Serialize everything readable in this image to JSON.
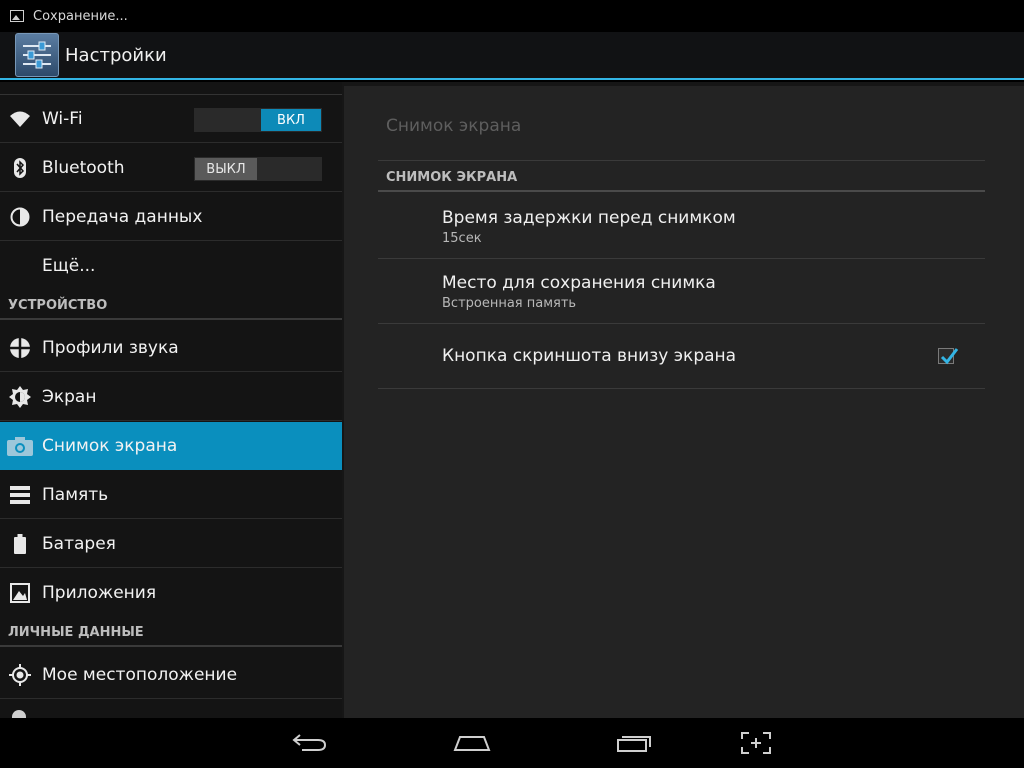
{
  "status_bar": {
    "notification_text": "Сохранение...",
    "notification_icon": "image-icon"
  },
  "action_bar": {
    "title": "Настройки",
    "app_icon": "settings-sliders-icon"
  },
  "sidebar": {
    "items": [
      {
        "label": "Wi-Fi",
        "icon": "wifi-icon",
        "toggle": "on",
        "toggle_label": "ВКЛ"
      },
      {
        "label": "Bluetooth",
        "icon": "bluetooth-icon",
        "toggle": "off",
        "toggle_label": "ВЫКЛ"
      },
      {
        "label": "Передача данных",
        "icon": "data-usage-icon"
      },
      {
        "label": "Ещё..."
      },
      {
        "label": "Профили звука",
        "icon": "sound-profiles-icon"
      },
      {
        "label": "Экран",
        "icon": "display-icon"
      },
      {
        "label": "Снимок экрана",
        "icon": "camera-icon",
        "selected": true
      },
      {
        "label": "Память",
        "icon": "storage-icon"
      },
      {
        "label": "Батарея",
        "icon": "battery-icon"
      },
      {
        "label": "Приложения",
        "icon": "apps-icon"
      },
      {
        "label": "Мое местоположение",
        "icon": "location-icon"
      }
    ],
    "sections": [
      "УСТРОЙСТВО",
      "ЛИЧНЫЕ ДАННЫЕ"
    ]
  },
  "detail": {
    "title": "Снимок экрана",
    "section_header": "СНИМОК ЭКРАНА",
    "prefs": [
      {
        "title": "Время задержки перед снимком",
        "summary": "15сек"
      },
      {
        "title": "Место для сохранения снимка",
        "summary": "Встроенная память"
      },
      {
        "title": "Кнопка скриншота внизу экрана",
        "checked": true
      }
    ]
  },
  "nav_bar": {
    "buttons": [
      "back-icon",
      "home-icon",
      "recents-icon",
      "screenshot-icon"
    ]
  },
  "colors": {
    "accent": "#33b5e5",
    "selected": "#0a8fbe",
    "toggle_on": "#0d8ab8"
  }
}
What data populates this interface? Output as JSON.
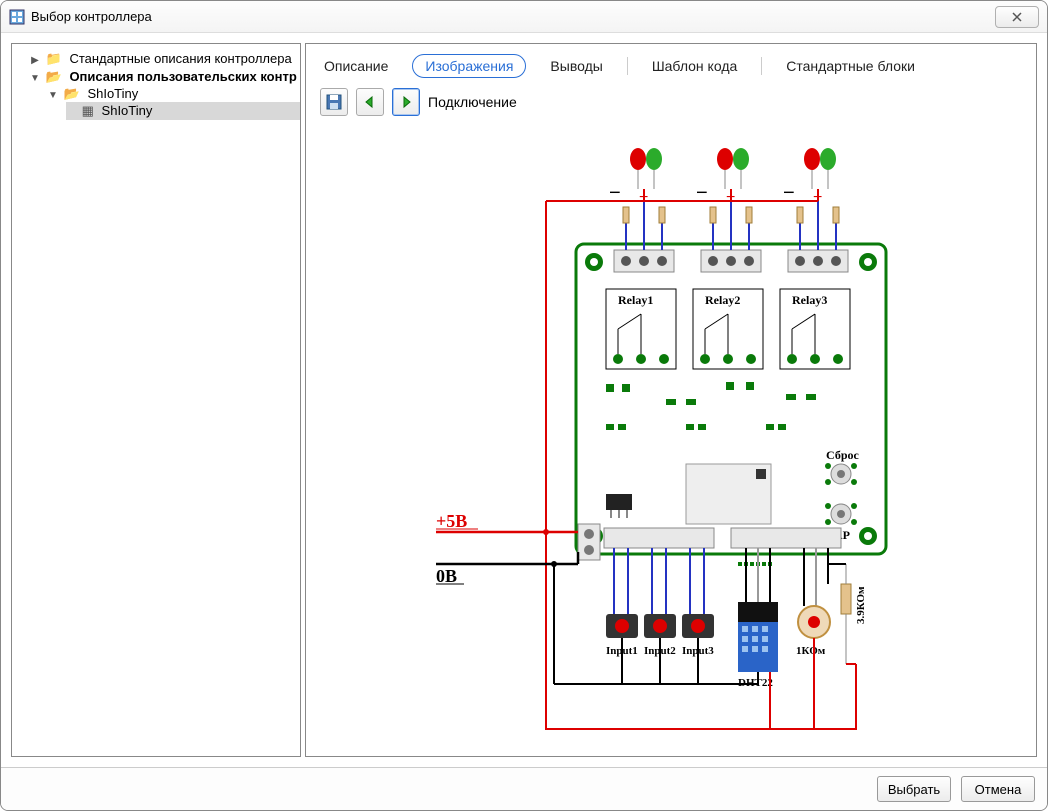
{
  "window": {
    "title": "Выбор контроллера"
  },
  "tree": {
    "node1": {
      "label": "Стандартные описания контроллера"
    },
    "node2": {
      "label": "Описания пользовательских контр"
    },
    "node2_1": {
      "label": "ShIoTiny"
    },
    "node2_1_1": {
      "label": "ShIoTiny"
    }
  },
  "tabs": {
    "t1": "Описание",
    "t2": "Изображения",
    "t3": "Выводы",
    "t4": "Шаблон кода",
    "t5": "Стандартные блоки"
  },
  "toolbar": {
    "label": "Подключение"
  },
  "board": {
    "relay1": "Relay1",
    "relay2": "Relay2",
    "relay3": "Relay3",
    "reset": "Сброс",
    "ap": "AP",
    "plus5v": "+5В",
    "zero": "0В",
    "input1": "Input1",
    "input2": "Input2",
    "input3": "Input3",
    "dht22": "DHT22",
    "r39k": "3.9КОм",
    "r1k": "1КОм"
  },
  "footer": {
    "select": "Выбрать",
    "cancel": "Отмена"
  }
}
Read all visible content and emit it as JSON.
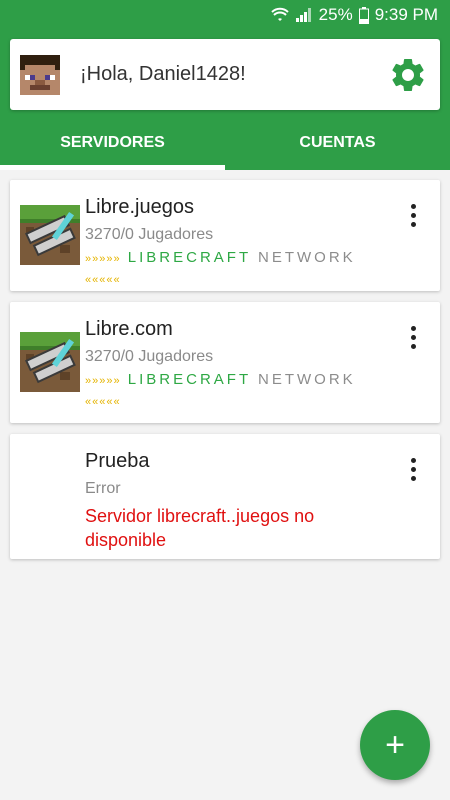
{
  "status_bar": {
    "battery": "25%",
    "time": "9:39 PM",
    "icons": [
      "wifi-icon",
      "signal-icon",
      "battery-icon"
    ]
  },
  "header": {
    "greeting": "¡Hola, Daniel1428!",
    "settings_icon": "gear-icon"
  },
  "tabs": [
    {
      "label": "SERVIDORES",
      "active": true
    },
    {
      "label": "CUENTAS",
      "active": false
    }
  ],
  "servers": [
    {
      "name": "Libre.juegos",
      "players": "3270/0 Jugadores",
      "motd": {
        "arrows_left": "»»»»»",
        "name_green": "LIBRECRAFT",
        "name_gray": "NETWORK",
        "arrows_right": "«««««"
      }
    },
    {
      "name": "Libre.com",
      "players": "3270/0 Jugadores",
      "motd": {
        "arrows_left": "»»»»»",
        "name_green": "LIBRECRAFT",
        "name_gray": "NETWORK",
        "arrows_right": "«««««"
      }
    },
    {
      "name": "Prueba",
      "status": "Error",
      "error_message": "Servidor librecraft..juegos no disponible"
    }
  ],
  "fab": {
    "label": "+"
  },
  "colors": {
    "primary": "#2e9e47",
    "error": "#e01010",
    "accent_yellow": "#e5b400"
  }
}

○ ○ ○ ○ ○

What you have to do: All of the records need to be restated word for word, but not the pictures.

Solution to the exercise:
Serialize everything readable in this image to JSON.
{
  "status_bar": {
    "notification_text": "Сохранение...",
    "notification_icon": "image-icon"
  },
  "action_bar": {
    "title": "Настройки",
    "app_icon": "settings-sliders-icon"
  },
  "sidebar": {
    "items": [
      {
        "label": "Wi-Fi",
        "icon": "wifi-icon",
        "toggle": "on",
        "toggle_label": "ВКЛ"
      },
      {
        "label": "Bluetooth",
        "icon": "bluetooth-icon",
        "toggle": "off",
        "toggle_label": "ВЫКЛ"
      },
      {
        "label": "Передача данных",
        "icon": "data-usage-icon"
      },
      {
        "label": "Ещё..."
      },
      {
        "label": "Профили звука",
        "icon": "sound-profiles-icon"
      },
      {
        "label": "Экран",
        "icon": "display-icon"
      },
      {
        "label": "Снимок экрана",
        "icon": "camera-icon",
        "selected": true
      },
      {
        "label": "Память",
        "icon": "storage-icon"
      },
      {
        "label": "Батарея",
        "icon": "battery-icon"
      },
      {
        "label": "Приложения",
        "icon": "apps-icon"
      },
      {
        "label": "Мое местоположение",
        "icon": "location-icon"
      }
    ],
    "sections": [
      "УСТРОЙСТВО",
      "ЛИЧНЫЕ ДАННЫЕ"
    ]
  },
  "detail": {
    "title": "Снимок экрана",
    "section_header": "СНИМОК ЭКРАНА",
    "prefs": [
      {
        "title": "Время задержки перед снимком",
        "summary": "15сек"
      },
      {
        "title": "Место для сохранения снимка",
        "summary": "Встроенная память"
      },
      {
        "title": "Кнопка скриншота внизу экрана",
        "checked": true
      }
    ]
  },
  "nav_bar": {
    "buttons": [
      "back-icon",
      "home-icon",
      "recents-icon",
      "screenshot-icon"
    ]
  },
  "colors": {
    "accent": "#33b5e5",
    "selected": "#0a8fbe",
    "toggle_on": "#0d8ab8"
  }
}
What data populates this interface? Output as JSON.
{
  "window": {
    "title": "Выбор контроллера"
  },
  "tree": {
    "node1": {
      "label": "Стандартные описания контроллера"
    },
    "node2": {
      "label": "Описания пользовательских контр"
    },
    "node2_1": {
      "label": "ShIoTiny"
    },
    "node2_1_1": {
      "label": "ShIoTiny"
    }
  },
  "tabs": {
    "t1": "Описание",
    "t2": "Изображения",
    "t3": "Выводы",
    "t4": "Шаблон кода",
    "t5": "Стандартные блоки"
  },
  "toolbar": {
    "label": "Подключение"
  },
  "board": {
    "relay1": "Relay1",
    "relay2": "Relay2",
    "relay3": "Relay3",
    "reset": "Сброс",
    "ap": "AP",
    "plus5v": "+5В",
    "zero": "0В",
    "input1": "Input1",
    "input2": "Input2",
    "input3": "Input3",
    "dht22": "DHT22",
    "r39k": "3.9КОм",
    "r1k": "1КОм"
  },
  "footer": {
    "select": "Выбрать",
    "cancel": "Отмена"
  }
}
Read all visible content and emit it as JSON.
{
  "status_bar": {
    "battery": "25%",
    "time": "9:39 PM",
    "icons": [
      "wifi-icon",
      "signal-icon",
      "battery-icon"
    ]
  },
  "header": {
    "greeting": "¡Hola, Daniel1428!",
    "settings_icon": "gear-icon"
  },
  "tabs": [
    {
      "label": "SERVIDORES",
      "active": true
    },
    {
      "label": "CUENTAS",
      "active": false
    }
  ],
  "servers": [
    {
      "name": "Libre.juegos",
      "players": "3270/0 Jugadores",
      "motd": {
        "arrows_left": "»»»»»",
        "name_green": "LIBRECRAFT",
        "name_gray": "NETWORK",
        "arrows_right": "«««««"
      }
    },
    {
      "name": "Libre.com",
      "players": "3270/0 Jugadores",
      "motd": {
        "arrows_left": "»»»»»",
        "name_green": "LIBRECRAFT",
        "name_gray": "NETWORK",
        "arrows_right": "«««««"
      }
    },
    {
      "name": "Prueba",
      "status": "Error",
      "error_message": "Servidor librecraft..juegos no disponible"
    }
  ],
  "fab": {
    "label": "+"
  },
  "colors": {
    "primary": "#2e9e47",
    "error": "#e01010",
    "accent_yellow": "#e5b400"
  }
}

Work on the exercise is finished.